═══ DATASET RECORDS ═══
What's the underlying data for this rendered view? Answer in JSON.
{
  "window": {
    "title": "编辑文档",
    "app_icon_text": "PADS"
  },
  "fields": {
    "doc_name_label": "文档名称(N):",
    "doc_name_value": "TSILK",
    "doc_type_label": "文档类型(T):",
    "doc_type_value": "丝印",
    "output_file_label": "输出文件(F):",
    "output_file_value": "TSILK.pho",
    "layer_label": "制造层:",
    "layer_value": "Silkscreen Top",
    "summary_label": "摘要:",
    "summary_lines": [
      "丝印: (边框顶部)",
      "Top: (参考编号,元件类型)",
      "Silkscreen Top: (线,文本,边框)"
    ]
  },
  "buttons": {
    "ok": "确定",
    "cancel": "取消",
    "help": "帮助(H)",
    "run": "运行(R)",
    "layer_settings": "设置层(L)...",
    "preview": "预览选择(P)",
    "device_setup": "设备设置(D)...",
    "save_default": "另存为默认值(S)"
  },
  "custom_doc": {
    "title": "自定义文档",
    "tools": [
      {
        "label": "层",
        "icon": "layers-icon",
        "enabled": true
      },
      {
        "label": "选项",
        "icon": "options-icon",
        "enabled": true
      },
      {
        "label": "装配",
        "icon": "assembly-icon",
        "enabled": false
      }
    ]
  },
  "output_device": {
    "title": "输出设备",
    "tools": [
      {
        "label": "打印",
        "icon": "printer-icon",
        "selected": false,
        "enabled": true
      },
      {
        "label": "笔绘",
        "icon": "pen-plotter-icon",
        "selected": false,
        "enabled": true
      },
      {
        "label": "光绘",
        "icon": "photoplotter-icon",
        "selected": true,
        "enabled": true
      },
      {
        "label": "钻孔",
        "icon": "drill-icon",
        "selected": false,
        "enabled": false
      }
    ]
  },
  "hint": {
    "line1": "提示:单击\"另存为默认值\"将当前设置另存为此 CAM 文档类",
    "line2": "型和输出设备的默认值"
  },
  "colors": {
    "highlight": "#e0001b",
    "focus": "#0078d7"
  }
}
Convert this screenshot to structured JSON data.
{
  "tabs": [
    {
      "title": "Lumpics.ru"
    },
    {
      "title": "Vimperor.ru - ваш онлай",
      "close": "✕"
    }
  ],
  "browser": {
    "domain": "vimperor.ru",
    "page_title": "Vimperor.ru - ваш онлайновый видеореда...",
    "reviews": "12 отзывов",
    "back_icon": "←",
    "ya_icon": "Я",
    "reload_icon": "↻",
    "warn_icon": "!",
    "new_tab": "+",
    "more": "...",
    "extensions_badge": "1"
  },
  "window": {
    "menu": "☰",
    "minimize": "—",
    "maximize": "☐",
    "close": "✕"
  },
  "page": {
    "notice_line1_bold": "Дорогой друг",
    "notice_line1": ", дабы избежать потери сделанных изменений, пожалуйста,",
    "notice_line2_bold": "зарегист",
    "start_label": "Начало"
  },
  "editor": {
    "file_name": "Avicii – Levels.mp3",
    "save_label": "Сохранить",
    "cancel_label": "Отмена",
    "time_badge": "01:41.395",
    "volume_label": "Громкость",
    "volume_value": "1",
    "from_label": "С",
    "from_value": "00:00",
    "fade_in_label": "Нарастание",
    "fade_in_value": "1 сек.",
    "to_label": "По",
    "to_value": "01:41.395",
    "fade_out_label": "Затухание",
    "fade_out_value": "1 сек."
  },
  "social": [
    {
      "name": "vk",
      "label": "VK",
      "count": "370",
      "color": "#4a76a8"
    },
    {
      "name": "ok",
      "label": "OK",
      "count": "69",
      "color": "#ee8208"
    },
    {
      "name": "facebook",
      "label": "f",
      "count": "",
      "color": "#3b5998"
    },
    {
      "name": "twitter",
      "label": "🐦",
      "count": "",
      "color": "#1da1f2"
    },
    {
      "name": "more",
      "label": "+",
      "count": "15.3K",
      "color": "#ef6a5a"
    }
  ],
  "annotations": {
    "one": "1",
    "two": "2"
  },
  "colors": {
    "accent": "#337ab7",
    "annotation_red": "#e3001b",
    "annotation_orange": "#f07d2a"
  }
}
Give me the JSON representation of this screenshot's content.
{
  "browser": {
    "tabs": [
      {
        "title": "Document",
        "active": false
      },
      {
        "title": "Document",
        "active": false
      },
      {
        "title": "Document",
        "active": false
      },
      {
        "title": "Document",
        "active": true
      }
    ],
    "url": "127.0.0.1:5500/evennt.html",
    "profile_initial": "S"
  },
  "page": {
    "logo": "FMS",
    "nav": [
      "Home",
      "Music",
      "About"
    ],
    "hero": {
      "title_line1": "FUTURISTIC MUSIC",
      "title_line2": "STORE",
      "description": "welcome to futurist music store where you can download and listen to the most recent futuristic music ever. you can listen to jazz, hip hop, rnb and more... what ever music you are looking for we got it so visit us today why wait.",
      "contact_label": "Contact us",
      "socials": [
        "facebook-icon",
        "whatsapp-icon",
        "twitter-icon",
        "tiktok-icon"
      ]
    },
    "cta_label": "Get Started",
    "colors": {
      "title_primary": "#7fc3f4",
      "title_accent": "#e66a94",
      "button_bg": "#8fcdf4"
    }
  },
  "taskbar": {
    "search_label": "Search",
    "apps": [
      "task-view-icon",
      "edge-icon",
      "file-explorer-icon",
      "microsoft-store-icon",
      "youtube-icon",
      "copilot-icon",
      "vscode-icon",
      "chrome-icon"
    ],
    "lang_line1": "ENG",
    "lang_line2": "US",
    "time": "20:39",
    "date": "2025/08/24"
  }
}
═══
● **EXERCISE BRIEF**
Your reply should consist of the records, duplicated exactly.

● **RESULT**
What's the underlying data for this rendered view? Answer in JSON.
{
  "window": {
    "title": "编辑文档",
    "app_icon_text": "PADS"
  },
  "fields": {
    "doc_name_label": "文档名称(N):",
    "doc_name_value": "TSILK",
    "doc_type_label": "文档类型(T):",
    "doc_type_value": "丝印",
    "output_file_label": "输出文件(F):",
    "output_file_value": "TSILK.pho",
    "layer_label": "制造层:",
    "layer_value": "Silkscreen Top",
    "summary_label": "摘要:",
    "summary_lines": [
      "丝印: (边框顶部)",
      "Top: (参考编号,元件类型)",
      "Silkscreen Top: (线,文本,边框)"
    ]
  },
  "buttons": {
    "ok": "确定",
    "cancel": "取消",
    "help": "帮助(H)",
    "run": "运行(R)",
    "layer_settings": "设置层(L)...",
    "preview": "预览选择(P)",
    "device_setup": "设备设置(D)...",
    "save_default": "另存为默认值(S)"
  },
  "custom_doc": {
    "title": "自定义文档",
    "tools": [
      {
        "label": "层",
        "icon": "layers-icon",
        "enabled": true
      },
      {
        "label": "选项",
        "icon": "options-icon",
        "enabled": true
      },
      {
        "label": "装配",
        "icon": "assembly-icon",
        "enabled": false
      }
    ]
  },
  "output_device": {
    "title": "输出设备",
    "tools": [
      {
        "label": "打印",
        "icon": "printer-icon",
        "selected": false,
        "enabled": true
      },
      {
        "label": "笔绘",
        "icon": "pen-plotter-icon",
        "selected": false,
        "enabled": true
      },
      {
        "label": "光绘",
        "icon": "photoplotter-icon",
        "selected": true,
        "enabled": true
      },
      {
        "label": "钻孔",
        "icon": "drill-icon",
        "selected": false,
        "enabled": false
      }
    ]
  },
  "hint": {
    "line1": "提示:单击\"另存为默认值\"将当前设置另存为此 CAM 文档类",
    "line2": "型和输出设备的默认值"
  },
  "colors": {
    "highlight": "#e0001b",
    "focus": "#0078d7"
  }
}
Convert this screenshot to structured JSON data.
{
  "tabs": [
    {
      "title": "Lumpics.ru"
    },
    {
      "title": "Vimperor.ru - ваш онлай",
      "close": "✕"
    }
  ],
  "browser": {
    "domain": "vimperor.ru",
    "page_title": "Vimperor.ru - ваш онлайновый видеореда...",
    "reviews": "12 отзывов",
    "back_icon": "←",
    "ya_icon": "Я",
    "reload_icon": "↻",
    "warn_icon": "!",
    "new_tab": "+",
    "more": "...",
    "extensions_badge": "1"
  },
  "window": {
    "menu": "☰",
    "minimize": "—",
    "maximize": "☐",
    "close": "✕"
  },
  "page": {
    "notice_line1_bold": "Дорогой друг",
    "notice_line1": ", дабы избежать потери сделанных изменений, пожалуйста,",
    "notice_line2_bold": "зарегист",
    "start_label": "Начало"
  },
  "editor": {
    "file_name": "Avicii – Levels.mp3",
    "save_label": "Сохранить",
    "cancel_label": "Отмена",
    "time_badge": "01:41.395",
    "volume_label": "Громкость",
    "volume_value": "1",
    "from_label": "С",
    "from_value": "00:00",
    "fade_in_label": "Нарастание",
    "fade_in_value": "1 сек.",
    "to_label": "По",
    "to_value": "01:41.395",
    "fade_out_label": "Затухание",
    "fade_out_value": "1 сек."
  },
  "social": [
    {
      "name": "vk",
      "label": "VK",
      "count": "370",
      "color": "#4a76a8"
    },
    {
      "name": "ok",
      "label": "OK",
      "count": "69",
      "color": "#ee8208"
    },
    {
      "name": "facebook",
      "label": "f",
      "count": "",
      "color": "#3b5998"
    },
    {
      "name": "twitter",
      "label": "🐦",
      "count": "",
      "color": "#1da1f2"
    },
    {
      "name": "more",
      "label": "+",
      "count": "15.3K",
      "color": "#ef6a5a"
    }
  ],
  "annotations": {
    "one": "1",
    "two": "2"
  },
  "colors": {
    "accent": "#337ab7",
    "annotation_red": "#e3001b",
    "annotation_orange": "#f07d2a"
  }
}
Give me the JSON representation of this screenshot's content.
{
  "browser": {
    "tabs": [
      {
        "title": "Document",
        "active": false
      },
      {
        "title": "Document",
        "active": false
      },
      {
        "title": "Document",
        "active": false
      },
      {
        "title": "Document",
        "active": true
      }
    ],
    "url": "127.0.0.1:5500/evennt.html",
    "profile_initial": "S"
  },
  "page": {
    "logo": "FMS",
    "nav": [
      "Home",
      "Music",
      "About"
    ],
    "hero": {
      "title_line1": "FUTURISTIC MUSIC",
      "title_line2": "STORE",
      "description": "welcome to futurist music store where you can download and listen to the most recent futuristic music ever. you can listen to jazz, hip hop, rnb and more... what ever music you are looking for we got it so visit us today why wait.",
      "contact_label": "Contact us",
      "socials": [
        "facebook-icon",
        "whatsapp-icon",
        "twitter-icon",
        "tiktok-icon"
      ]
    },
    "cta_label": "Get Started",
    "colors": {
      "title_primary": "#7fc3f4",
      "title_accent": "#e66a94",
      "button_bg": "#8fcdf4"
    }
  },
  "taskbar": {
    "search_label": "Search",
    "apps": [
      "task-view-icon",
      "edge-icon",
      "file-explorer-icon",
      "microsoft-store-icon",
      "youtube-icon",
      "copilot-icon",
      "vscode-icon",
      "chrome-icon"
    ],
    "lang_line1": "ENG",
    "lang_line2": "US",
    "time": "20:39",
    "date": "2025/08/24"
  }
}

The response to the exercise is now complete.